At a gala event in Tel Aviv, top Intel executives presented details of the plan, which combines advancing work in the areas of machine learning, which enables the combining of massive amounts of data from a range of sources (the cloud, the sensors, the network and the environment) with historical and current private and public data. The aim is to create solutions to everyday needs, along with moving forward research in advanced computer architecture, to produce better, faster, and smaller processors to provide the computational power needed for the advanced apps and devices the institute hopes to produce.

Attending the event was Science and Technology Minister Daniel Hershkowitz, who praised the cooperation between industry and academia as “a wonderful approach to research. It’s not surprising that Intel is at the forefront of this welcome trend, and it makes sense that computational intelligence would be the subject of this cooperation.”

Also appearing at the event were two of Intel’s top executives, Corporate Vice President and Chief Technology Officer Jason Rattner, and Intel Israel head and senior VP of world Intel, Mooly Eden. At a press conference after the event, Rattner described details of the program, what kind of technology the Institute plans to produce, and when it’s expected to come to market. In a word, said Rattner, “it’s about the future of computing.”

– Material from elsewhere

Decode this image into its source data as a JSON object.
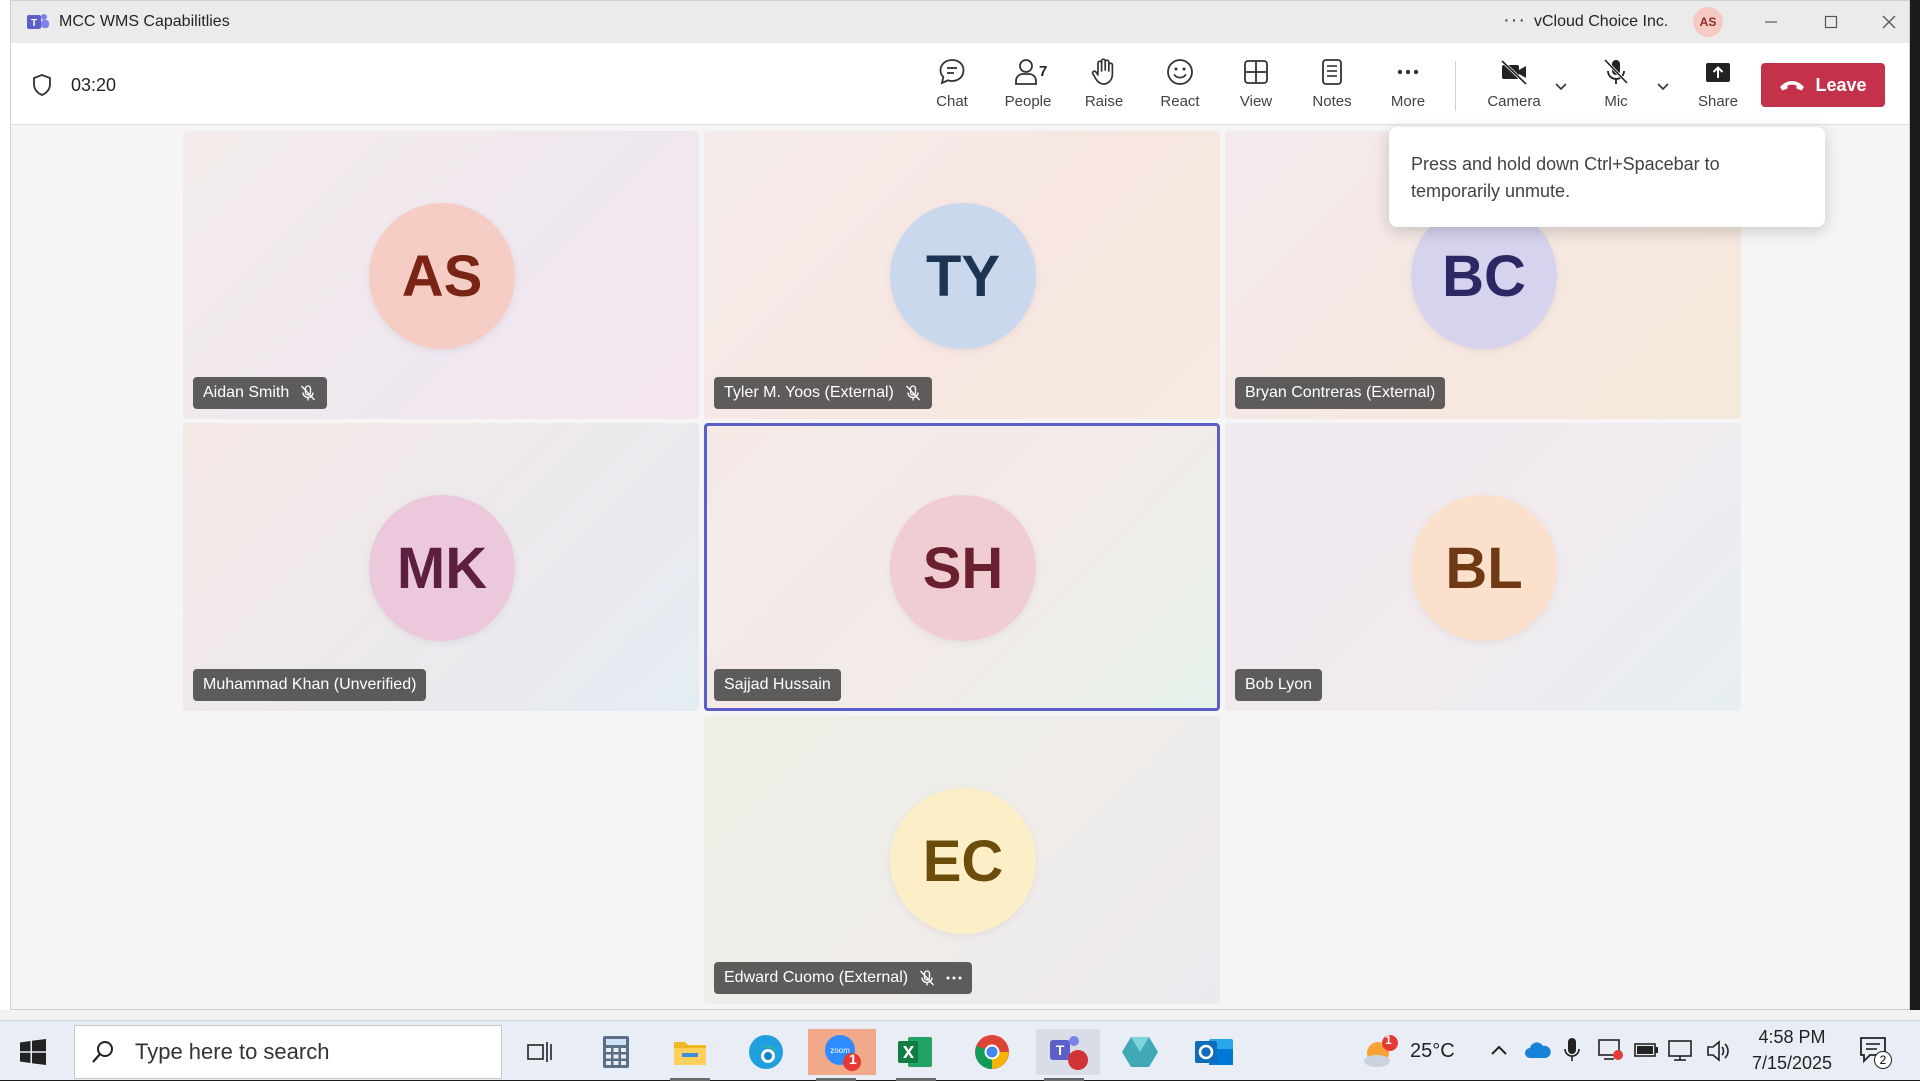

The computer, formerly just a dumb box, is about to get a slew of new capabilities, thanks to the Computational Center. Life will get more convenient, safer, easier — or less private, depending on your point of view. One project Rattner described involves a device (or an app)  that keeps tabs on what we do, and when and how we do it. The technologies and devices will take all the data gathered by sensors — GPS, accelerometers, cameras, and others yet to be developed — and mashup the information, with advanced algorithms learning the relationship between the data and making “decisions,” suggestions, and choices for us, all in the interest of making our lives less complicated.

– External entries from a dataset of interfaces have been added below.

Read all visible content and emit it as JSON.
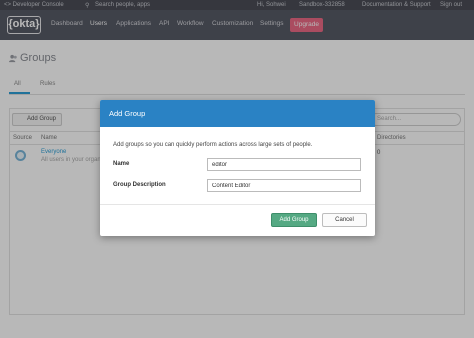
{
  "topbar": {
    "console": "<> Developer Console",
    "search_placeholder": "Search people, apps",
    "user": "Hi, Sohwei",
    "org": "Sandbox-332858",
    "docs": "Documentation & Support",
    "sign_out": "Sign out"
  },
  "navbar": {
    "logo": "{okta}",
    "items": [
      "Dashboard",
      "Users",
      "Applications",
      "API",
      "Workflow",
      "Customization",
      "Settings"
    ],
    "active_item": "Users",
    "upgrade": "Upgrade"
  },
  "page": {
    "title": "Groups",
    "tabs": [
      "All",
      "Rules"
    ],
    "add_group_button": "Add Group",
    "search_placeholder": "Search...",
    "columns": [
      "Source",
      "Name",
      "Directories"
    ],
    "rows": [
      {
        "name": "Everyone",
        "description": "All users in your organization",
        "directories": "0"
      }
    ]
  },
  "modal": {
    "title": "Add Group",
    "description": "Add groups so you can quickly perform actions across large sets of people.",
    "fields": [
      {
        "label": "Name",
        "value": "editor"
      },
      {
        "label": "Group Description",
        "value": "Content Editor"
      }
    ],
    "primary_button": "Add Group",
    "cancel_button": "Cancel"
  },
  "colors": {
    "nav_bg": "#575a66",
    "topbar_bg": "#4b4d57",
    "upgrade": "#ec6a86",
    "modal_header": "#2a82c4",
    "primary_button": "#55a983",
    "link": "#2d9fd6"
  }
}
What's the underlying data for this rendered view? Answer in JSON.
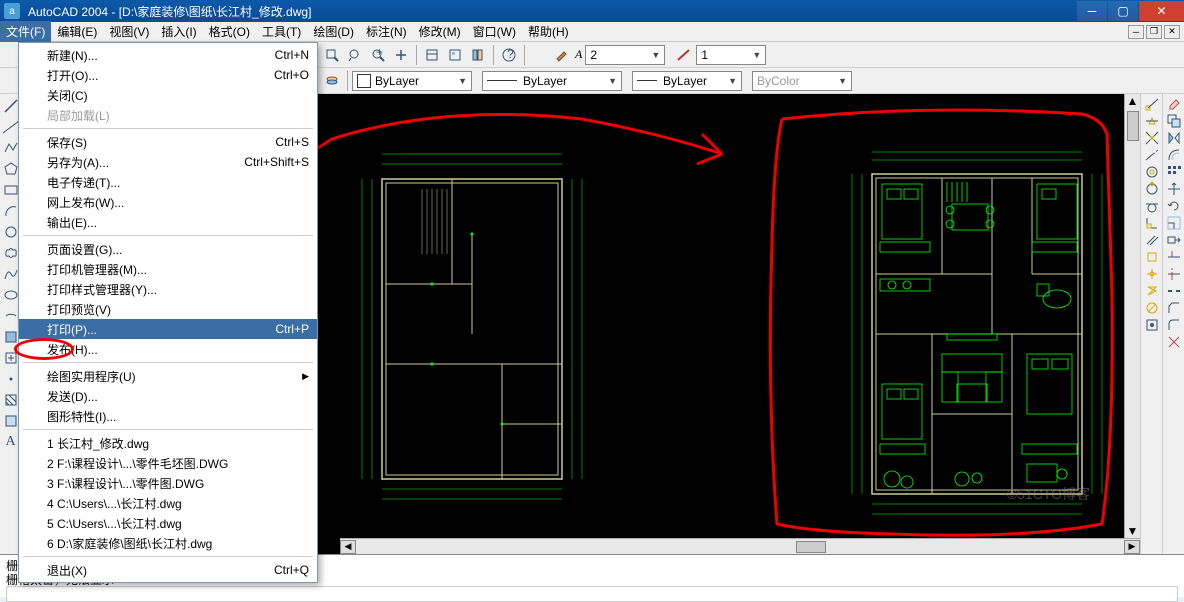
{
  "app": {
    "title": "AutoCAD 2004 - [D:\\家庭装修\\图纸\\长江村_修改.dwg]",
    "icon_text": "a"
  },
  "menubar": {
    "items": [
      "文件(F)",
      "编辑(E)",
      "视图(V)",
      "插入(I)",
      "格式(O)",
      "工具(T)",
      "绘图(D)",
      "标注(N)",
      "修改(M)",
      "窗口(W)",
      "帮助(H)"
    ]
  },
  "filemenu": {
    "group1": [
      {
        "label": "新建(N)...",
        "shortcut": "Ctrl+N"
      },
      {
        "label": "打开(O)...",
        "shortcut": "Ctrl+O"
      },
      {
        "label": "关闭(C)",
        "shortcut": ""
      },
      {
        "label": "局部加载(L)",
        "shortcut": "",
        "disabled": true
      }
    ],
    "group2": [
      {
        "label": "保存(S)",
        "shortcut": "Ctrl+S"
      },
      {
        "label": "另存为(A)...",
        "shortcut": "Ctrl+Shift+S"
      },
      {
        "label": "电子传递(T)...",
        "shortcut": ""
      },
      {
        "label": "网上发布(W)...",
        "shortcut": ""
      },
      {
        "label": "输出(E)...",
        "shortcut": ""
      }
    ],
    "group3": [
      {
        "label": "页面设置(G)...",
        "shortcut": ""
      },
      {
        "label": "打印机管理器(M)...",
        "shortcut": ""
      },
      {
        "label": "打印样式管理器(Y)...",
        "shortcut": ""
      },
      {
        "label": "打印预览(V)",
        "shortcut": ""
      },
      {
        "label": "打印(P)...",
        "shortcut": "Ctrl+P",
        "highlight": true
      },
      {
        "label": "发布(H)...",
        "shortcut": ""
      }
    ],
    "group4": [
      {
        "label": "绘图实用程序(U)",
        "shortcut": "",
        "submenu": true
      },
      {
        "label": "发送(D)...",
        "shortcut": ""
      },
      {
        "label": "图形特性(I)...",
        "shortcut": ""
      }
    ],
    "recent": [
      "1 长江村_修改.dwg",
      "2 F:\\课程设计\\...\\零件毛坯图.DWG",
      "3 F:\\课程设计\\...\\零件图.DWG",
      "4 C:\\Users\\...\\长江村.dwg",
      "5 C:\\Users\\...\\长江村.dwg",
      "6 D:\\家庭装修\\图纸\\长江村.dwg"
    ],
    "exit": {
      "label": "退出(X)",
      "shortcut": "Ctrl+Q"
    }
  },
  "toolbar2": {
    "lineweight_value": "2",
    "ltscale_value": "1"
  },
  "toolbar3": {
    "layer_combo": "ByLayer",
    "linetype_combo": "ByLayer",
    "lineweight_combo": "ByLayer",
    "color_combo": "ByColor"
  },
  "cmd": {
    "line1": "栅格太密，无法显示",
    "line2": "栅格太密，无法显示"
  },
  "watermark": "©51CTO博客",
  "colors": {
    "title_bg": "#0a5aa8",
    "menu_active": "#3a6ea5",
    "canvas": "#000000",
    "dim_green": "#00ff00",
    "wall_yellow": "#ccc088",
    "annotation_red": "#e00000"
  }
}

For example, the device (or a series of devices collaborating in the cloud) could videotape us as we go about our daily activities. It we forget where we left the car keys (the system knows we need them because we are standing by the car door) it will tell or message us that we left the keys upstairs on the dresser. If it determines that we are serial forgetters, the system will take the liberty of reminding us not to forget the keys when we approach the door to go outside.

Once we’re in the car, we’ll find even more smart apps, devices, and technologies. “We’re working on this with all the major car companies, including Nissan, Toyota, BMW, and others. ‘Intel Inside’ is a logo we’ll see not only on computers, but in all sorts of intelligent car apps and products,” Rattner said. Working together, Technion and Hebrew University researchers will combine their advances in machine learning and architecture to produce those technologies, and the products that will make them useful and accessible.

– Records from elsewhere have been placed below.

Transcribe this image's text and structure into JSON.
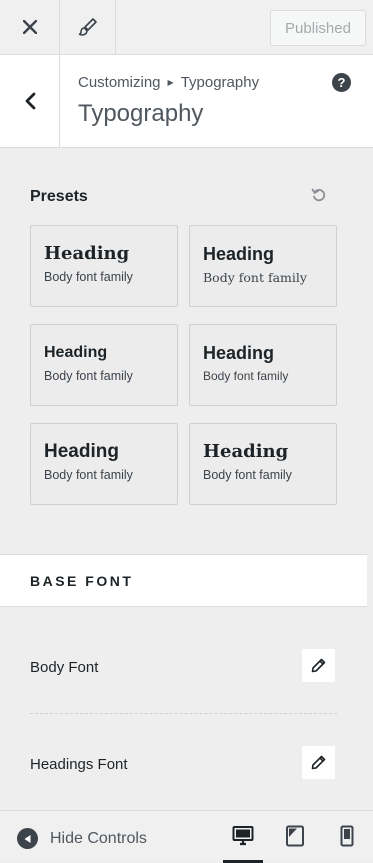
{
  "topbar": {
    "close_icon": "close-icon",
    "brush_icon": "paint-brush-icon",
    "publish_label": "Published"
  },
  "header": {
    "back_icon": "chevron-left-icon",
    "breadcrumb_root": "Customizing",
    "breadcrumb_current": "Typography",
    "title": "Typography",
    "help_label": "?"
  },
  "presets": {
    "label": "Presets",
    "reset_icon": "reset-icon",
    "items": [
      {
        "heading": "Heading",
        "body": "Body font family"
      },
      {
        "heading": "Heading",
        "body": "Body font family"
      },
      {
        "heading": "Heading",
        "body": "Body font family"
      },
      {
        "heading": "Heading",
        "body": "Body font family"
      },
      {
        "heading": "Heading",
        "body": "Body font family"
      },
      {
        "heading": "Heading",
        "body": "Body font family"
      }
    ]
  },
  "base_font": {
    "title": "BASE FONT",
    "rows": [
      {
        "label": "Body Font",
        "icon": "pencil-icon"
      },
      {
        "label": "Headings Font",
        "icon": "pencil-icon"
      }
    ]
  },
  "footer": {
    "hide_label": "Hide Controls",
    "devices": [
      "desktop-icon",
      "tablet-icon",
      "mobile-icon"
    ],
    "active_device": "desktop-icon"
  }
}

Already, more rudimentary versions of these smart machine learning technologies and form factors are out there, Rattner said, describing a smart shoe sales system, components of which are already in use in the US. “You walk up to a pair of signs in the shoe store and it sizes you up, deciding if you are a man, woman, adult, or child. Then it runs a program which shows you the shoes appropriate to your needs — men’s styles for men, etc. With a few more gestures you can call up a specific model and size, and a salesperson will bring the shoes you gestured for.

If all this sounds a bit big brother-ish, Rattner sympathizes. “A few years ago we made security one of the pillars of Intel technology,” a commitment the company backed up with cash when it acquired McAfee, the security software company. “When developing new technologies, especially smart technologies like these where you have the ability to aggregate lots of information, it is incumbent to make that the data remains remains private and secure, and is only disclosed in ways with which the individual is comfortable.”

In other words, we should feel safe using whatever the Computational Institute comes up with, Rattner said — because the security is going to be built-in. “Security is difficult to retrofit on devices and technologies that were built in an insecure manner,” he said, citing email as an example. “If we had known that security was going to be an issue then, we would have designed in differently, in a more secure manner.” Now, though, designers have no excuse, and they will be designing smart technologies with built-in (and scalable, to ensure that they can keep up with the hackers) security systems.

And although he is helping to helm a project that some would consider a bit “invasive,” Rattner himself believes in keeping a low (online) profile. “Personally I think there is too much information about us on the Internet,” he said. “I think that society in general should embrace the view that our personal information is personal. We, not others, should be setting the agenda on how it is to be used.”